Note: this review is featured on the Phoenix Film Festival’s website.
Shirley MacLaine and Christopher Plummer, two acting legends, deliver committed, sporadically affecting performances in Elsa & Fred. Their talents are squandered by material that starts off as overly trite and lifeless, crafting characters out of bloated dialogue and overly exaggerated actions, but it turns into something oddly more sincere and wholesome in its second half. MacLaine and Plummer fill the roles of elderly widows who find themselves yearning for love in a world that doesn’t respect their wishes to be happy. Family members ask why they should worry about finding romance when they are so old; according to them, what’s the point? That’s the heart of Michael Radford’s film, along with themes surrounding loves built on lies and the drive for a person to be themselves and live out all of their fantasies when they know they may not have much time left. The two leads are exceptional when the moments arise, but they are few and far between. The film falls into romp territory and emphasizes lightness and wistful scenes rather than hard-hitting, revealing truths about the perseverance of the human spirit and the everlasting desire to be loved.

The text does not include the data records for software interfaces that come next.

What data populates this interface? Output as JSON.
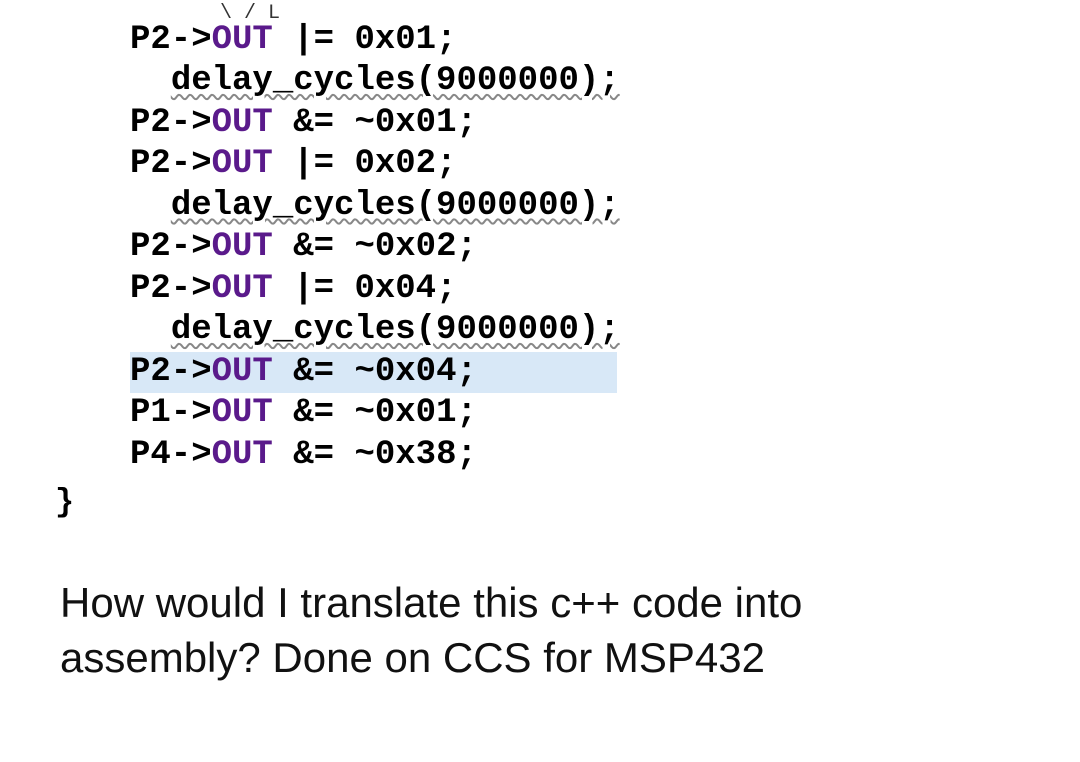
{
  "code": {
    "prefix": "....",
    "lines": [
      {
        "type": "port",
        "port": "P2",
        "field": "OUT",
        "text_before": "P2->",
        "text_after": " |= 0x01;"
      },
      {
        "type": "delay",
        "func": "delay_cycles",
        "arg": "9000000"
      },
      {
        "type": "port",
        "port": "P2",
        "field": "OUT",
        "text_before": "P2->",
        "text_after": " &= ~0x01;"
      },
      {
        "type": "port",
        "port": "P2",
        "field": "OUT",
        "text_before": "P2->",
        "text_after": " |= 0x02;"
      },
      {
        "type": "delay",
        "func": "delay_cycles",
        "arg": "9000000"
      },
      {
        "type": "port",
        "port": "P2",
        "field": "OUT",
        "text_before": "P2->",
        "text_after": " &= ~0x02;"
      },
      {
        "type": "port",
        "port": "P2",
        "field": "OUT",
        "text_before": "P2->",
        "text_after": " |= 0x04;"
      },
      {
        "type": "delay",
        "func": "delay_cycles",
        "arg": "9000000"
      },
      {
        "type": "port",
        "port": "P2",
        "field": "OUT",
        "text_before": "P2->",
        "text_after": " &= ~0x04;",
        "highlighted": true
      },
      {
        "type": "port",
        "port": "P1",
        "field": "OUT",
        "text_before": "P1->",
        "text_after": " &= ~0x01;"
      },
      {
        "type": "port",
        "port": "P4",
        "field": "OUT",
        "text_before": "P4->",
        "text_after": " &= ~0x38;"
      }
    ],
    "brace": "}"
  },
  "cursor_mark": "\\ / L",
  "question_line1": "How would I translate this c++ code into",
  "question_line2": "assembly? Done on CCS for MSP432"
}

Elsa (Shirley MacLaine) is a teenager in the body of an old woman. She likes to drive fast, dance to her heart’s desire, blast contemporary music, and fantasize about traveling to rome while reveling in her favorite film, La Dolce Vita (a marvelous, fantastical romance from Italian master Federico Fellini). Fred, meanwhile, is a crotchety old man who wants to sit in peace, watch TV, and not be bothered by anyone, including family. The only person he can tolerate is his doctor, who advocates for him to be more active and exercise but he hates the local parks. He’s a curmudgeon ever since his wife died seven months ago. Elsa is a widow of over twenty years, and sure enough they live next to each other in a New Orleans apartment complex. They meet through peculiar means: Elsa hits Fred’s son-in-law’s (Chris Noth) car with hers while his grandson sees everything. Fred’s daughter, Lydia (Marcia Gay Harden), wants her to pay $1500 for the damages, and one thing leads to another. They fancy each other, go on a few dates, and magic begins to happen.

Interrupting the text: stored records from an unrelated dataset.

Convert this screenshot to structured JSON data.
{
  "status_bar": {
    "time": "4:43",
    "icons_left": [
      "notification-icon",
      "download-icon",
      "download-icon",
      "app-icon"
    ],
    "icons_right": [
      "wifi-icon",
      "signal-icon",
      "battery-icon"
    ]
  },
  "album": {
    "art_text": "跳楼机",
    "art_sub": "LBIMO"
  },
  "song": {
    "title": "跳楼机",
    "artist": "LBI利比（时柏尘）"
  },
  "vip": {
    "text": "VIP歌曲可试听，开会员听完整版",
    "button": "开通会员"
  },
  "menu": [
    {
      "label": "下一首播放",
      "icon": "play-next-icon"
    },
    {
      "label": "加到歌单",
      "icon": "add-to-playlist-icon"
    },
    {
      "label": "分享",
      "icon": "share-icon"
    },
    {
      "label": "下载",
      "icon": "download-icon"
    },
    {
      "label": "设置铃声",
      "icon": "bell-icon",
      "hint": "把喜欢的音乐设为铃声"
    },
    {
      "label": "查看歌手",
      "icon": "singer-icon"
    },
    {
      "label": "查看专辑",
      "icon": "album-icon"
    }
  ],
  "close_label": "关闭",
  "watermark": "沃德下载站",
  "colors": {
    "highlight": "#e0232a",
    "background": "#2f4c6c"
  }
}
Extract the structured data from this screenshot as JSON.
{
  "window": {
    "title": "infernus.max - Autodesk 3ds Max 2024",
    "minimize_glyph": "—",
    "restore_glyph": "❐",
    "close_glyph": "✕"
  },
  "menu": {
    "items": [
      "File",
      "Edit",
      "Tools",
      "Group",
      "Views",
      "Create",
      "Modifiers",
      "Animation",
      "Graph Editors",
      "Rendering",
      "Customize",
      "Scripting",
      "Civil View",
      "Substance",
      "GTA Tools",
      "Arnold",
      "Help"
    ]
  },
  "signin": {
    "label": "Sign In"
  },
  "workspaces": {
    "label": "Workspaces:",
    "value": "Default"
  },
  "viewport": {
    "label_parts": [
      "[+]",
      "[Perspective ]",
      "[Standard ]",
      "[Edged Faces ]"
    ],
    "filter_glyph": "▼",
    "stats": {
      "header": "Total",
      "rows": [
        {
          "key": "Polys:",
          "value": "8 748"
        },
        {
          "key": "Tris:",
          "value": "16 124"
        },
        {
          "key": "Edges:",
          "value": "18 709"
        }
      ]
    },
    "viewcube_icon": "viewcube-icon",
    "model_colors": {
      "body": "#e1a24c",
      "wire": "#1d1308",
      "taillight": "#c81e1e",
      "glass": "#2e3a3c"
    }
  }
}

The film is an English adaptation of the 2005 Spanish-language film of the same name. That might help explain the generally stagy, forced nature of the narrative, with many characters delivering monologues or exposing all of their backstory through long discussions. Show, don’t tell. That’s the essence of screenwriting and the film squanders that opportunity by instead providing the audience with every shred of detail and important information needed to understand the story. It’s a simplistic romance that I’ve seen many other times, albeit with better supporting characters and less forced motivations for characters. Why do we need two scenes with MacLaine rocking out to hip-hop/pop music? An actress as talented as her shouldn’t be degraded to such mindless asides. The two leads are phenomenally talented, and only rarely do we see those acting chops shine through. Radford’s film, unfortunately, forces them to talk through their emotions rather than express them. Plummer’s finest roles in his old age have been driven by longing and nostalgia; take a look at his Oscar winning supporting turn in Beginners. Elsa & Fred should strive for more innovative storytelling and more awakening looks at love in such a fragile, limited time span. Instead it falls on familiar tropes and misses the mark on its potential.
Grade: ★★½ (out of 5)